$Z$ Tests

This is a family of statistical tests that use Normal Model to compute test statistics

  • most of the time $Z$ tests are restricted versions of $t$-tests, so it's more advisable to use $t$ tests, especially because for larger degrees of freedom $t$-distribution is very close to Normal


The following are $z$ tests

  • one-sample $z$-test - for comparing the mean of a sample against some given mean
  • paired $z$-test - for Matching Pairs setup
  • two-sample $z$-test - for comparing the means of two samples


Assumptions

  • Observations are independent (if less than 10% of population is sampled, then we can make sure it's satisfied)
  • Sample size is sufficiently large so C.L.T. holds
  • Moderate skew, few outliers (not too extreme)

If these assumptions are hold, then we can use the $z$ statistics

  • if sample size is smaller, then it's better to use $t$-tests
  • if the distribution has skews and outliers, use simulations TODO: add link !!!!!!!!
  • but in any case the observations have to be independent


One-Sample $z$ Test

Example 1: One-Sided

Assume we have the following

Sample: 110 students, conditions are met:

  • less than 10% of all students are sampled,
  • sufficiently large $\geqslant 30$
  • only a couple of outliers, which is acceptable for sample size $n=110$


So we can apply the Normal Model and do the following test:

  • $H_0: \mu = 7$ - students sleep only 7 hours on avg, $H_A: \mu > 7$ students sleep more than 7 hours on avg


Calculate

  • the sample mean: $\bar{x} = 7.42$
  • the Standard Error: $\text{SE}_{\bar{x}} = \cfrac{s_x}{\sqrt{n}} = \cfrac{1.75}{110} = 0.17$

$Z$ score:

  • then compute the $Z$ score: $Z = \cfrac{x - \text{null value}}{\text{SE}_{\bar{x}}} = \cfrac{7.42 - 7}{0.17} = 2.47$
  • then calculate the $p$-value for this test statistics


so, under $H_0$ the probability of observing such $\bar{x}$ is just $p = 0.007$

  • our level of significance is $\alpha 0.05$, we compare $\alpha$ and $p$:
  • $p = 0.007 < 0.05 = \alpha$,
  • $\Rightarrow$ we reject $H_0$ in favor of $H_A$: what we observe is so unusual under $H_0$ which casts a doubt on $H_0$ and provides strong evidence to $H_A$
  • so we reject $H_0$ and conclude that on average students sleep more than 7 hours

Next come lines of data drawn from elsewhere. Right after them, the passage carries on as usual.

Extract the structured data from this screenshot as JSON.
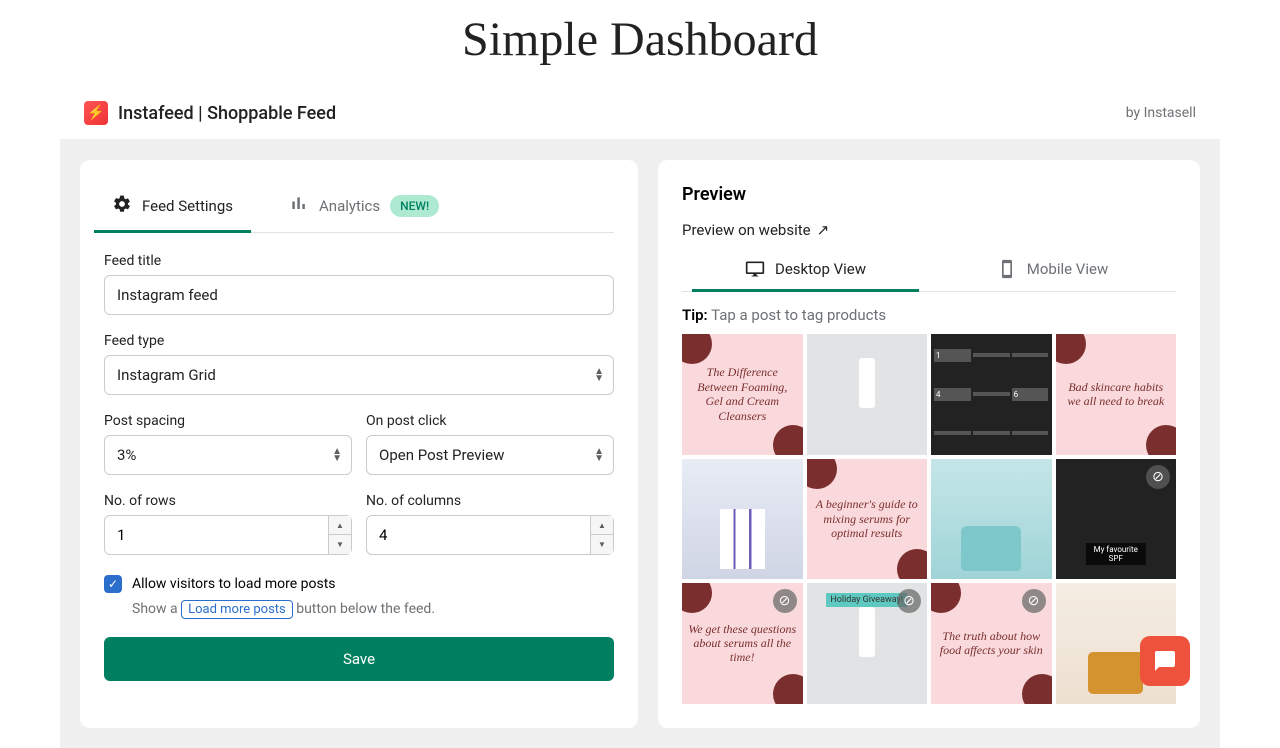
{
  "page_title": "Simple Dashboard",
  "app": {
    "title": "Instafeed | Shoppable Feed",
    "author": "by Instasell"
  },
  "tabs": {
    "settings": "Feed Settings",
    "analytics": "Analytics",
    "new_badge": "NEW!"
  },
  "form": {
    "feed_title_label": "Feed title",
    "feed_title_value": "Instagram feed",
    "feed_type_label": "Feed type",
    "feed_type_value": "Instagram Grid",
    "post_spacing_label": "Post spacing",
    "post_spacing_value": "3%",
    "on_click_label": "On post click",
    "on_click_value": "Open Post Preview",
    "rows_label": "No. of rows",
    "rows_value": "1",
    "cols_label": "No. of columns",
    "cols_value": "4",
    "checkbox_label": "Allow visitors to load more posts",
    "help_prefix": "Show a ",
    "help_pill": "Load more posts",
    "help_suffix": " button below the feed.",
    "save_label": "Save"
  },
  "preview": {
    "title": "Preview",
    "link_label": "Preview on website",
    "desktop_label": "Desktop View",
    "mobile_label": "Mobile View",
    "tip_label": "Tip:",
    "tip_text": "Tap a post to tag products"
  },
  "posts": [
    {
      "text": "The Difference Between Foaming, Gel and Cream Cleansers"
    },
    {
      "text": ""
    },
    {
      "text": ""
    },
    {
      "text": "Bad skincare habits we all need to break"
    },
    {
      "text": ""
    },
    {
      "text": "A beginner's guide to mixing serums for optimal results"
    },
    {
      "text": ""
    },
    {
      "text": ""
    },
    {
      "text": "We get these questions about serums all the time!"
    },
    {
      "text": "Holiday Giveaway!"
    },
    {
      "text": "The truth about how food affects your skin"
    },
    {
      "text": ""
    }
  ]
}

Other $z$-tests

Paired $z$-test

Analogously to Paired $t$-test, we can use $z$ statistics to analyze matched pairs data, provided that the sample size is sufficiently large

Example:

  • two samples: local bookshop and amazon
  • $\mu_\text{dif} = \mu_l - \mu_a$ - the mean of difference in the price
  • $H_0: \mu_\text{dif} = 0$ - there's no difference in the price
  • $H_A: \mu_\text{dif} \ne 0$ - there's some difference
  • $\bar{x}_\text{dif} = 12.76$
  • Standard Error: $\text{se}_{\bar{x}_\text{dif}} = \cfrac{s_\text{dif}}{\sqrt{n_\text{dif}}} = 1.67$
  • $Z = \cfrac{\bar{x}_\text{dif}}{\text{se}_{\bar{x}_\text{dif}}} = \cfrac{12.76}{1.67} = 7.59$
  • this is too large $z$ score, but let's calculate the $p$-value
  • $p = 0.00004$, less than $\alpha = 0.05$, so we reject $H_0$


library(openintro)
data(textbooks)

hist(textbooks$diff, col='yellow')

n = length(textbooks$diff)
s = sd(textbooks$diff)
se = s / sqrt(n)

x.bar.nul = 0
x.bar.dif = mean(textbooks$diff)

z = (x.bar.dif - x.bar.nul) / se
z

p = pnorm(z, mean=x.bar.nul, sd=se, lower.tail=F) * 2
p



Sources